She was dark skinned with an unassuming face and short brown hair. She wore coral shorts with her legs holding on to a standing bike. She was sitting in between two other passengers.
I remember the air conditioning blasting on the subway that day, and New Yorkers were doing what they did best, minding their own business. I noticed this woman sniffling across from me, which I presumed was the the result of allergies or the cold.
Then I noticed her watery eyes and I kept watching out of curiosity. She held her gaze steadily in front of her, fixed on one spot, concentrated. You could just tell she was trying so hard not to cry. But it was useless, because tears started falling down her face. She wiped them up quickly, looked around, and hoped no one saw her. But it was too late. I had noticed, and everyone else sitting around her noticed. Soon enough, her eyes welled up again, and this time she just gave up. She let herself cry. She couldn’t fight it anymore.
No one knew what to do. She was crying with so much pain, it seemed like the best thing to do was to just let her cry. She must’ve been holding them back for a while. We all felt her pain and we all recognized ourselves in her at that moment.
I wondered what this woman was going through. What causes someone to breakdown in the middle of a subway ride? Maybe she just lost someone really important? A family member, a lover, or a dear friend? I will never know, but I truly admired her strength and courage to be so vulnerable in front of a cart full of strangers.
Right before I left, I saw a man get up and handed her tissues.
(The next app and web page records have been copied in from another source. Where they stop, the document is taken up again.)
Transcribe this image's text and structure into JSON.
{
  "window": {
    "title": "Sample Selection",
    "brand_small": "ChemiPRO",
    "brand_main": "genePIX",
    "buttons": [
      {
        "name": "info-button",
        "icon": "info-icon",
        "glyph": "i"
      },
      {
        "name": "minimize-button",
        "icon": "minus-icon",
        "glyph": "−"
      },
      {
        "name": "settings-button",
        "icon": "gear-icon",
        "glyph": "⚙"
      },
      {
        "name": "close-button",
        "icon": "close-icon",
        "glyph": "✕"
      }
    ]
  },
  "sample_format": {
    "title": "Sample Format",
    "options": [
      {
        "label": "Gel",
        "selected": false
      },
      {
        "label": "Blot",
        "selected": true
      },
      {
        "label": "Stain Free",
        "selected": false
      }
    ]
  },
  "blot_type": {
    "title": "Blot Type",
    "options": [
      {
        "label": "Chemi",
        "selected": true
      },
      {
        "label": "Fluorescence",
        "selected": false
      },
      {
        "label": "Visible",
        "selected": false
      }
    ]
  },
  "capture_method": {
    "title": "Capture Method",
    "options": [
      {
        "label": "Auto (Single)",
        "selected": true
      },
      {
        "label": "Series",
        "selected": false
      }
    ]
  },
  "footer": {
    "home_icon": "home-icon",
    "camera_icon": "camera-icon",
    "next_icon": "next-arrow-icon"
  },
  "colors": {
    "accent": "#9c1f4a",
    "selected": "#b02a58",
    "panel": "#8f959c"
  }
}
He didn’t say anything but just smiled, and she looked up, smiled, and accepted the tissues.
She was the bravest woman I’ve ever seen on the New York subway.